All that is needed is the listing, given back exactly.
[Recorded information Boundary: Start]
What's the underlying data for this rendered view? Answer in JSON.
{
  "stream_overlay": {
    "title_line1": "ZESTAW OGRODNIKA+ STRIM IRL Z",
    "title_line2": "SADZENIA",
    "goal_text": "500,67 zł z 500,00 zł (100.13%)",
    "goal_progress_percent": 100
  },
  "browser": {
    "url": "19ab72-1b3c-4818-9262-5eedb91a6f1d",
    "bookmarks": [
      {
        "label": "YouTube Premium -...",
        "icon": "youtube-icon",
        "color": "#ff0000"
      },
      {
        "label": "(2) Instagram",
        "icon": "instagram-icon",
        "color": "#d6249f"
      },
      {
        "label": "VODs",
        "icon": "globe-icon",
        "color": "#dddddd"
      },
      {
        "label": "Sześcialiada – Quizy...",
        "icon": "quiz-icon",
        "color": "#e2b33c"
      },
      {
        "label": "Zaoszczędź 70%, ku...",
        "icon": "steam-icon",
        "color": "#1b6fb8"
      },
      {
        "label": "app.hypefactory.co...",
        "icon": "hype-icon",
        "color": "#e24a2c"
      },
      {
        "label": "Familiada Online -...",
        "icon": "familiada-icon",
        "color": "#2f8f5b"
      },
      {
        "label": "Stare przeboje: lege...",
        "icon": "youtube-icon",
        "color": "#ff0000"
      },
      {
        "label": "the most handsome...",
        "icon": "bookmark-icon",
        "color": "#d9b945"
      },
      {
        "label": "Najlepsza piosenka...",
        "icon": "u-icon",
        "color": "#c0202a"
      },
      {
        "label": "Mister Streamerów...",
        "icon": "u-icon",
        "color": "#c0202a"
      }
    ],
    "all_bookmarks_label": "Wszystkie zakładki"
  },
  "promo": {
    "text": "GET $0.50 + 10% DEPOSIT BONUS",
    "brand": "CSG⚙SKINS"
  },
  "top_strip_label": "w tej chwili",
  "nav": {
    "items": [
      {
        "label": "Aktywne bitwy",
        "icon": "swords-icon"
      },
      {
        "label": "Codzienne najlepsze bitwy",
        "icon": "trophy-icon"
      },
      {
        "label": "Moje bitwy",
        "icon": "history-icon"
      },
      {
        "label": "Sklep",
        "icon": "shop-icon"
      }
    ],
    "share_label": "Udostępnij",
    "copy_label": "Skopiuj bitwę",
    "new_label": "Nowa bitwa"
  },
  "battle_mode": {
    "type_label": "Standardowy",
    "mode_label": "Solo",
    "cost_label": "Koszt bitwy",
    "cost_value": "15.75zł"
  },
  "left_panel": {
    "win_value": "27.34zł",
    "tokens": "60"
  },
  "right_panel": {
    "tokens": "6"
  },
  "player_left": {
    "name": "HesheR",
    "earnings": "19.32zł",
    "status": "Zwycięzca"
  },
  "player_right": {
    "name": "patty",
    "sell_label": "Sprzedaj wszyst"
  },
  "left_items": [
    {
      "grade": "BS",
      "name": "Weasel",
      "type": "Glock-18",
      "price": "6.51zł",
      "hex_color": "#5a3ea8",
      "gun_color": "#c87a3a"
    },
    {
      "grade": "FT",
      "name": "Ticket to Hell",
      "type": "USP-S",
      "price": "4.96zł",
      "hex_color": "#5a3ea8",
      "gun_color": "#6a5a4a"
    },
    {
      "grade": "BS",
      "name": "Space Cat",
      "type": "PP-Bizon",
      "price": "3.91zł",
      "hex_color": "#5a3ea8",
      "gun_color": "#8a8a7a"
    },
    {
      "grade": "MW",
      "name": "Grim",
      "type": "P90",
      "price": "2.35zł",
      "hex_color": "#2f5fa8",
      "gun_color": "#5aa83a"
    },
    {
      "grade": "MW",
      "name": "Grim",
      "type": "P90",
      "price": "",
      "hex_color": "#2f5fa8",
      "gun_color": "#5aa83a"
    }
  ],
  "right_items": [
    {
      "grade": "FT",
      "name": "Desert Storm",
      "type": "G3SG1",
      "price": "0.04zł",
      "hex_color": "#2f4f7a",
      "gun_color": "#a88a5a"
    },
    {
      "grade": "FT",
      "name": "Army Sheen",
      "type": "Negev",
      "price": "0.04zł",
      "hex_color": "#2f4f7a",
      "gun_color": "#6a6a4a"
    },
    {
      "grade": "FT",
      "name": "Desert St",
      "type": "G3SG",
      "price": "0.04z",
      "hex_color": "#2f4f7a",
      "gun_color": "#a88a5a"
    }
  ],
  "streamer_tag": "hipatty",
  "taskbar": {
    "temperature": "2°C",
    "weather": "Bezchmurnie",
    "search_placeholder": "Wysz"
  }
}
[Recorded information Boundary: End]
* Completed task *
What's the underlying data for this rendered view? Answer in JSON.
{
  "stream_overlay": {
    "title_line1": "ZESTAW OGRODNIKA+ STRIM IRL Z",
    "title_line2": "SADZENIA",
    "goal_text": "500,67 zł z 500,00 zł (100.13%)",
    "goal_progress_percent": 100
  },
  "browser": {
    "url": "19ab72-1b3c-4818-9262-5eedb91a6f1d",
    "bookmarks": [
      {
        "label": "YouTube Premium -...",
        "icon": "youtube-icon",
        "color": "#ff0000"
      },
      {
        "label": "(2) Instagram",
        "icon": "instagram-icon",
        "color": "#d6249f"
      },
      {
        "label": "VODs",
        "icon": "globe-icon",
        "color": "#dddddd"
      },
      {
        "label": "Sześcialiada – Quizy...",
        "icon": "quiz-icon",
        "color": "#e2b33c"
      },
      {
        "label": "Zaoszczędź 70%, ku...",
        "icon": "steam-icon",
        "color": "#1b6fb8"
      },
      {
        "label": "app.hypefactory.co...",
        "icon": "hype-icon",
        "color": "#e24a2c"
      },
      {
        "label": "Familiada Online -...",
        "icon": "familiada-icon",
        "color": "#2f8f5b"
      },
      {
        "label": "Stare przeboje: lege...",
        "icon": "youtube-icon",
        "color": "#ff0000"
      },
      {
        "label": "the most handsome...",
        "icon": "bookmark-icon",
        "color": "#d9b945"
      },
      {
        "label": "Najlepsza piosenka...",
        "icon": "u-icon",
        "color": "#c0202a"
      },
      {
        "label": "Mister Streamerów...",
        "icon": "u-icon",
        "color": "#c0202a"
      }
    ],
    "all_bookmarks_label": "Wszystkie zakładki"
  },
  "promo": {
    "text": "GET $0.50 + 10% DEPOSIT BONUS",
    "brand": "CSG⚙SKINS"
  },
  "top_strip_label": "w tej chwili",
  "nav": {
    "items": [
      {
        "label": "Aktywne bitwy",
        "icon": "swords-icon"
      },
      {
        "label": "Codzienne najlepsze bitwy",
        "icon": "trophy-icon"
      },
      {
        "label": "Moje bitwy",
        "icon": "history-icon"
      },
      {
        "label": "Sklep",
        "icon": "shop-icon"
      }
    ],
    "share_label": "Udostępnij",
    "copy_label": "Skopiuj bitwę",
    "new_label": "Nowa bitwa"
  },
  "battle_mode": {
    "type_label": "Standardowy",
    "mode_label": "Solo",
    "cost_label": "Koszt bitwy",
    "cost_value": "15.75zł"
  },
  "left_panel": {
    "win_value": "27.34zł",
    "tokens": "60"
  },
  "right_panel": {
    "tokens": "6"
  },
  "player_left": {
    "name": "HesheR",
    "earnings": "19.32zł",
    "status": "Zwycięzca"
  },
  "player_right": {
    "name": "patty",
    "sell_label": "Sprzedaj wszyst"
  },
  "left_items": [
    {
      "grade": "BS",
      "name": "Weasel",
      "type": "Glock-18",
      "price": "6.51zł",
      "hex_color": "#5a3ea8",
      "gun_color": "#c87a3a"
    },
    {
      "grade": "FT",
      "name": "Ticket to Hell",
      "type": "USP-S",
      "price": "4.96zł",
      "hex_color": "#5a3ea8",
      "gun_color": "#6a5a4a"
    },
    {
      "grade": "BS",
      "name": "Space Cat",
      "type": "PP-Bizon",
      "price": "3.91zł",
      "hex_color": "#5a3ea8",
      "gun_color": "#8a8a7a"
    },
    {
      "grade": "MW",
      "name": "Grim",
      "type": "P90",
      "price": "2.35zł",
      "hex_color": "#2f5fa8",
      "gun_color": "#5aa83a"
    },
    {
      "grade": "MW",
      "name": "Grim",
      "type": "P90",
      "price": "",
      "hex_color": "#2f5fa8",
      "gun_color": "#5aa83a"
    }
  ],
  "right_items": [
    {
      "grade": "FT",
      "name": "Desert Storm",
      "type": "G3SG1",
      "price": "0.04zł",
      "hex_color": "#2f4f7a",
      "gun_color": "#a88a5a"
    },
    {
      "grade": "FT",
      "name": "Army Sheen",
      "type": "Negev",
      "price": "0.04zł",
      "hex_color": "#2f4f7a",
      "gun_color": "#6a6a4a"
    },
    {
      "grade": "FT",
      "name": "Desert St",
      "type": "G3SG",
      "price": "0.04z",
      "hex_color": "#2f4f7a",
      "gun_color": "#a88a5a"
    }
  ],
  "streamer_tag": "hipatty",
  "taskbar": {
    "temperature": "2°C",
    "weather": "Bezchmurnie",
    "search_placeholder": "Wysz"
  }
}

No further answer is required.